Have you ever heard of a gratitude festival? Truthfully I don’t know if they actually exist, but one is mentioned in my favorite Sci-Fi series. After reading this blog, we all might just want to get together and start one. So, how does your Friday look?
Okay, I’m jumping the gun—call it a character trait of leaping before looking. So what am I talking about today? Gratitude Platitudes: how the act of giving thanks can actually increase your mental health! That’s right, folks. It turns out that Mom and Dad’s incessant reminders to say “please” and “thank you” were actually teaching you more than just good manners!
Dr. Daniel Amen, an M.D. and rather prolific writer (with over 2 dozen books under his belt, some of which have featured on the New York Bestsellers List) studies the human brain and has discovered that “the simple things like diet and exercise will improve brain function as well as some unexpected things like gratitude, positive thinking and good sleep.”
In fact, in one of Dr. Amen’s studies he found that a subject who focused on feeling grateful and expressing that gratitude experienced an increase in blood flow and electrical activity in the brain! Beyond that, your pituitary glands release a number of neurotransmitters and endorphins when you express gratitude.

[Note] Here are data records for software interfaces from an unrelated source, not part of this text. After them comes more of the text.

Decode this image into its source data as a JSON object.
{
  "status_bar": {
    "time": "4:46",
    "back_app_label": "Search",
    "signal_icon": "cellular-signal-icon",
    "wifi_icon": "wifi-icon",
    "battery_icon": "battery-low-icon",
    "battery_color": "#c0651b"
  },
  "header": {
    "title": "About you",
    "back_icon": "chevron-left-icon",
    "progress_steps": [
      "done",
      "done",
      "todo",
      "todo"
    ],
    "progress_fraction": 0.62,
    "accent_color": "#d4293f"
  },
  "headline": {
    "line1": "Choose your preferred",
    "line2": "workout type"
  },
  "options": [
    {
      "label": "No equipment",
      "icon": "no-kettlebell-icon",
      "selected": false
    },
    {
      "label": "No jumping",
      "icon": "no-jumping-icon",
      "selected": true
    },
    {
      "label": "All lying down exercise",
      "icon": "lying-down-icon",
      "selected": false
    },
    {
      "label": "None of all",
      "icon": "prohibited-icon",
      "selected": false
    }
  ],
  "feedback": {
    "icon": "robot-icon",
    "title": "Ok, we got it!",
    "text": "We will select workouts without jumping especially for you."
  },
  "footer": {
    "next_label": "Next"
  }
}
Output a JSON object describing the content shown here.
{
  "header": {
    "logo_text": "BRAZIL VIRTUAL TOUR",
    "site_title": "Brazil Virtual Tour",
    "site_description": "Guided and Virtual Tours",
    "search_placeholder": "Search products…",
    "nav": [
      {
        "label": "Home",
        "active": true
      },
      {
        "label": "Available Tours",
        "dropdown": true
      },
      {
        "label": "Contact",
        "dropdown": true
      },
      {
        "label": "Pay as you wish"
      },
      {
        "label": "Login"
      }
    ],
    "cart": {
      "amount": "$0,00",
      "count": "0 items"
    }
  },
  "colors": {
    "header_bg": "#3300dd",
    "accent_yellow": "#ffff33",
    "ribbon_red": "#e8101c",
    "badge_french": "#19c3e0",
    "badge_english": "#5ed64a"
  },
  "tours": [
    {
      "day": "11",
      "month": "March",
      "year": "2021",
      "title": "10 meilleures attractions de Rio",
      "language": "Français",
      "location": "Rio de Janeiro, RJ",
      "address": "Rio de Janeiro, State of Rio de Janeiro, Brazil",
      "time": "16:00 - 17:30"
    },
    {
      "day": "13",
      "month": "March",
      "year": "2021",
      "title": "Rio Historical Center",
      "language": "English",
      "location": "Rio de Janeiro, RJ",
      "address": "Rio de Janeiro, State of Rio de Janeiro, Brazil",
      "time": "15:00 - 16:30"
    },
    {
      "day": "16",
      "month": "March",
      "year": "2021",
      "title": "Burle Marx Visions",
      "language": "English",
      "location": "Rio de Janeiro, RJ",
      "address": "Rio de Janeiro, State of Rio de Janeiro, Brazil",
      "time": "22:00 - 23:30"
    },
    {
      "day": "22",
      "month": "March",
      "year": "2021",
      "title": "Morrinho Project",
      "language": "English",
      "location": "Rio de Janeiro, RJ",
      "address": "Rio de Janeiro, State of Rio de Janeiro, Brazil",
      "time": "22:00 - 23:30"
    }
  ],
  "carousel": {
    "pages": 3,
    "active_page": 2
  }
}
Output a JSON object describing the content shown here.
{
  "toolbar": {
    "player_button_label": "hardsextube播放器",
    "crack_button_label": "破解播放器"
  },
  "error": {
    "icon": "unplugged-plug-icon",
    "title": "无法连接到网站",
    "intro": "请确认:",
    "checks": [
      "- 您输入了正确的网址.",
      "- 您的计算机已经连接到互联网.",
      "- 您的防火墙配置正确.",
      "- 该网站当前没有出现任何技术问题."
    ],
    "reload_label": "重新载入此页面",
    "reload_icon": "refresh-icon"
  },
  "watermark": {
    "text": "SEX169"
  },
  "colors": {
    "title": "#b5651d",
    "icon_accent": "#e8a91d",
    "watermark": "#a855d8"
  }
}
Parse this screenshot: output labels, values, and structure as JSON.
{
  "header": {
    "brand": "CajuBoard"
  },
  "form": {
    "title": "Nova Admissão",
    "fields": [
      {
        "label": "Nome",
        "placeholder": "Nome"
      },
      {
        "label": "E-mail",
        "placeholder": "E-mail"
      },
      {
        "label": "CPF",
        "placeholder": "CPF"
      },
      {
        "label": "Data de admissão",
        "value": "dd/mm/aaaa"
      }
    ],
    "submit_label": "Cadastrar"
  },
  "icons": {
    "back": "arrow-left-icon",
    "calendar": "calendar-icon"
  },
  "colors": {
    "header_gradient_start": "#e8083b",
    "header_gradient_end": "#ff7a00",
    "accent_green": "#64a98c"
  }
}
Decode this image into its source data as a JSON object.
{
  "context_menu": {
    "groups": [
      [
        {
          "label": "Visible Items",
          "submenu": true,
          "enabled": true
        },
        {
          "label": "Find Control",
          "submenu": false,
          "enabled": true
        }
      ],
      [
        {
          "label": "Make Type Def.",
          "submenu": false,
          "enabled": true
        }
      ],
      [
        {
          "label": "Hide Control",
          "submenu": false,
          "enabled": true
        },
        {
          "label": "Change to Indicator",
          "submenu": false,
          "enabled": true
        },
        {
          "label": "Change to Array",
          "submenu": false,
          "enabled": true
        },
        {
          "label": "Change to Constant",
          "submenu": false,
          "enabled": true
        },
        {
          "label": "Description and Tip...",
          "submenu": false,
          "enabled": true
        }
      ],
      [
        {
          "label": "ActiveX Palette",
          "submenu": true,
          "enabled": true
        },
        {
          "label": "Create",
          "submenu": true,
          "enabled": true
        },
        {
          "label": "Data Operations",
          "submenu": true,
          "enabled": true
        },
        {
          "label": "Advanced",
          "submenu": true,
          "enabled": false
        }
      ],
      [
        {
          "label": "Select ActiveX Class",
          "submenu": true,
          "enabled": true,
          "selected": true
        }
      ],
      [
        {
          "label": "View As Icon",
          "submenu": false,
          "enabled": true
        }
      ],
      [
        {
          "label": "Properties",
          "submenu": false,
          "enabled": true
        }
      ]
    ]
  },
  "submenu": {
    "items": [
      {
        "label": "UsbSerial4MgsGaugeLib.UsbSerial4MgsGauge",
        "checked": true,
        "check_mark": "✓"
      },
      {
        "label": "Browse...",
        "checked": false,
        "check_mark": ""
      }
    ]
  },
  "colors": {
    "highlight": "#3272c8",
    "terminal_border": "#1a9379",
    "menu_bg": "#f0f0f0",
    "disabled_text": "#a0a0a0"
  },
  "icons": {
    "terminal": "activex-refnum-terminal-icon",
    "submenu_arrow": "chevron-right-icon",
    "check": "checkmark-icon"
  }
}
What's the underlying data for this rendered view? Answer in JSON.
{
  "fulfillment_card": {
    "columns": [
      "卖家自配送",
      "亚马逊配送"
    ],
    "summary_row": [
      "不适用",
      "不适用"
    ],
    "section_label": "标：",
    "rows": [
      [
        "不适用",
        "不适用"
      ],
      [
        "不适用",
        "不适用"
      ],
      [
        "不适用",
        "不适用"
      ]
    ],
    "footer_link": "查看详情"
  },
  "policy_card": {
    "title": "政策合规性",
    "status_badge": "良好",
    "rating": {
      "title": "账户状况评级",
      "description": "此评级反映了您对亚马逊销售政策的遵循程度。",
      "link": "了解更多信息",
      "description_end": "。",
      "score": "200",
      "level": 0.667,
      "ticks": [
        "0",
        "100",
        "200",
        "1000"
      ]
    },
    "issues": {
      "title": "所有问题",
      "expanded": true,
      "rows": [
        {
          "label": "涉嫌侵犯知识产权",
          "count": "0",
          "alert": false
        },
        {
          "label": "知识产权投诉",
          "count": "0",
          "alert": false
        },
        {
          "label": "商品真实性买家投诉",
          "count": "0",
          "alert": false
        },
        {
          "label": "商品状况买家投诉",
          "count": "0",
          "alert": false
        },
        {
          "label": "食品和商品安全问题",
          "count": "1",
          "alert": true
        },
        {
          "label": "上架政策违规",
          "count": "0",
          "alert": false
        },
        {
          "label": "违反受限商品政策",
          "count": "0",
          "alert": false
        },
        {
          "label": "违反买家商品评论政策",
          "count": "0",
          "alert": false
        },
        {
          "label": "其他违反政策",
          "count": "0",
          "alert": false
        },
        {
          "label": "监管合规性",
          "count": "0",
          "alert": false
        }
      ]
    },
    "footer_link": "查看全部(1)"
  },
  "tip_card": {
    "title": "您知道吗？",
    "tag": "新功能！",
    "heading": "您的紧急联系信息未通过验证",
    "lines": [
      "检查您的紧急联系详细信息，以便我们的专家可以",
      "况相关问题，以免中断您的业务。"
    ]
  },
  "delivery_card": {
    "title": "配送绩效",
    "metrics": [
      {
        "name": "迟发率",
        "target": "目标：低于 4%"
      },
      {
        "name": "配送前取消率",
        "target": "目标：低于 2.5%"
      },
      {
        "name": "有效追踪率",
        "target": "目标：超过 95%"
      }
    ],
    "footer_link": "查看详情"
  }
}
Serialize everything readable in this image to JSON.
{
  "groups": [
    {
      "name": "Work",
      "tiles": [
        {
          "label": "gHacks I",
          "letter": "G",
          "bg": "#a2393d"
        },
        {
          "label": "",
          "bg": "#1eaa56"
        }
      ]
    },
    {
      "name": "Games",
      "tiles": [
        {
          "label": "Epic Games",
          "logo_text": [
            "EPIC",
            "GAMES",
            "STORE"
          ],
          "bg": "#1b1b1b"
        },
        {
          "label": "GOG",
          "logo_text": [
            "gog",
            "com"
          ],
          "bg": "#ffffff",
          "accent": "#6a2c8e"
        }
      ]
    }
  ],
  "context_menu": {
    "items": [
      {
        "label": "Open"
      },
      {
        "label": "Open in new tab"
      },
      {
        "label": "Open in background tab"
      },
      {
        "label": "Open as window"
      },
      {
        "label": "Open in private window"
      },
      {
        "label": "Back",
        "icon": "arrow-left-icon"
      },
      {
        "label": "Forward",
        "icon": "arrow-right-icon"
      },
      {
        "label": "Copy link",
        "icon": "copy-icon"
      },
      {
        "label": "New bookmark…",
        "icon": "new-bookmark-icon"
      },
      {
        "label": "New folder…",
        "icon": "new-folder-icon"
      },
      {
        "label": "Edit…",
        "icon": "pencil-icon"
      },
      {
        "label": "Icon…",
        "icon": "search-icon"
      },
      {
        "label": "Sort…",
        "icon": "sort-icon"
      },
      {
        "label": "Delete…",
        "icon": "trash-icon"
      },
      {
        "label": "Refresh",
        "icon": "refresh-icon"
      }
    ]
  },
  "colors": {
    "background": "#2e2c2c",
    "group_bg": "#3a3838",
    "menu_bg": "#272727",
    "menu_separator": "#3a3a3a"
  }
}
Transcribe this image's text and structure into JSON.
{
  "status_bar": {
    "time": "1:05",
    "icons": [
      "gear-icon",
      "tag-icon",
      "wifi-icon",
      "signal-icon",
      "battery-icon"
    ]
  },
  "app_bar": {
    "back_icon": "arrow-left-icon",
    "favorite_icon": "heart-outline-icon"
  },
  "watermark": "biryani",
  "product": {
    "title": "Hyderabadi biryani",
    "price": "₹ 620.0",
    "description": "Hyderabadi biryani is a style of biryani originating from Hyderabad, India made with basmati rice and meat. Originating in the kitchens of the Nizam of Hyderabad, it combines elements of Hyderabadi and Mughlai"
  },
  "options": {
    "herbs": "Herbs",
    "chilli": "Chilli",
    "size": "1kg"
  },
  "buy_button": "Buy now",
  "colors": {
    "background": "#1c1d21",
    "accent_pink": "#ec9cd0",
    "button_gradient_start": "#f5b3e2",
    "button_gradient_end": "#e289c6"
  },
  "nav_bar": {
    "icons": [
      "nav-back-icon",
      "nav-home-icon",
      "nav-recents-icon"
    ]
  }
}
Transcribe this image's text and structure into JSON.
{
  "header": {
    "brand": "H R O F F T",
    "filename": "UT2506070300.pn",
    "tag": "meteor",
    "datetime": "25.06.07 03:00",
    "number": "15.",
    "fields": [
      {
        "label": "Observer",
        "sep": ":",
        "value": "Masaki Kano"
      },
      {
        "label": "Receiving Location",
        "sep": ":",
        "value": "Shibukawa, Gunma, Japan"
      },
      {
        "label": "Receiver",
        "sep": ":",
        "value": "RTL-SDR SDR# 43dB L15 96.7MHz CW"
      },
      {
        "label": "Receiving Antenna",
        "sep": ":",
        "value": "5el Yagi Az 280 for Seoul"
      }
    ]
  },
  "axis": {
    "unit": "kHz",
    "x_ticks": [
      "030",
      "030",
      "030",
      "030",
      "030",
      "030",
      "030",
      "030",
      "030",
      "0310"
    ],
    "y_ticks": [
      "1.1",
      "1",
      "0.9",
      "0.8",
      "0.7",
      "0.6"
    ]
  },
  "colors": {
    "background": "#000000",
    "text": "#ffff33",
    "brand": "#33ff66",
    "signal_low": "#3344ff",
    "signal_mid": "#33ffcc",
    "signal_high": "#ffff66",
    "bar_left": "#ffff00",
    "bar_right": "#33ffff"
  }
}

Now, permit me to take off my glasses for a second and scratch my head. I’m not Mr. Science after all; I don’t completely comprehend that last sentence, and I’m man enough to admit it. So if you did, go ahead and skip the rest of this paragraph. Or, if, like me, you’re not quite sure what the medical-babble means, lets go through it together. The pituitary gland sits at the base of the brain and secretes various hormones that regulate the body’s growth and function throughout our lifetimes, things like blood pressure, metabolism, testosterone/estrogen—actually pretty much all the important stuff. Neurotransmitters are super complicated (at least to this layman), but essentially they are the means by which parts of your brain communicate with each other and facilitate the movement of your body on the whole. Just the process of typing a word would require an unknown number of neurotransmitters, and my guess is, that unknown number would be a lot. Lastly, endorphins are a specific type of neurotransmitter that forms the basis of happiness and a feeling of well-being.
And Dr. Amen isn’t the only one researching this. Professor Robert Emmons of the University of California, Davis has conducted several studies on people of various age ranges and degrees of health, and discovered that around 75% of his subjects who expressed their gratitude showed a steady improvement in their amounts of sleep and exercise, and on happiness tests. (I’ll admit I’m not sure what a happiness test is, but it sounds like it could be fun. I’d be interested in knowing my Happiness Quotient wouldn’t you?)
So at the beginning of this, I brought up the concept of a gratitude festival, and now I’m thinking it’s an even better idea than before. Gratitude is good for the body and mind, and adding your peers to the equation makes it good for the spirit. For better or worse, though, I don’t think we can hold such a festival over the interwebs—I mean, I just can’t picture how I’d ride that giant wheel over the computer—so what can we do to celebrate and embrace that gratitude to help our bodies be at their best?
Well it’s really simple: write. Write a simple list of all the things you’re thankful for just as you’re getting ready to lie down to sleep tonight. I’ll even list a couple things right now…
- I’m grateful for my family, my friends, my health, my home, the opportunities I’ve been given, and the unexpected joys to come.
- And I’m eternally grateful to you, the reader, for giving me the opportunity to enhance your day and put a smile on your face.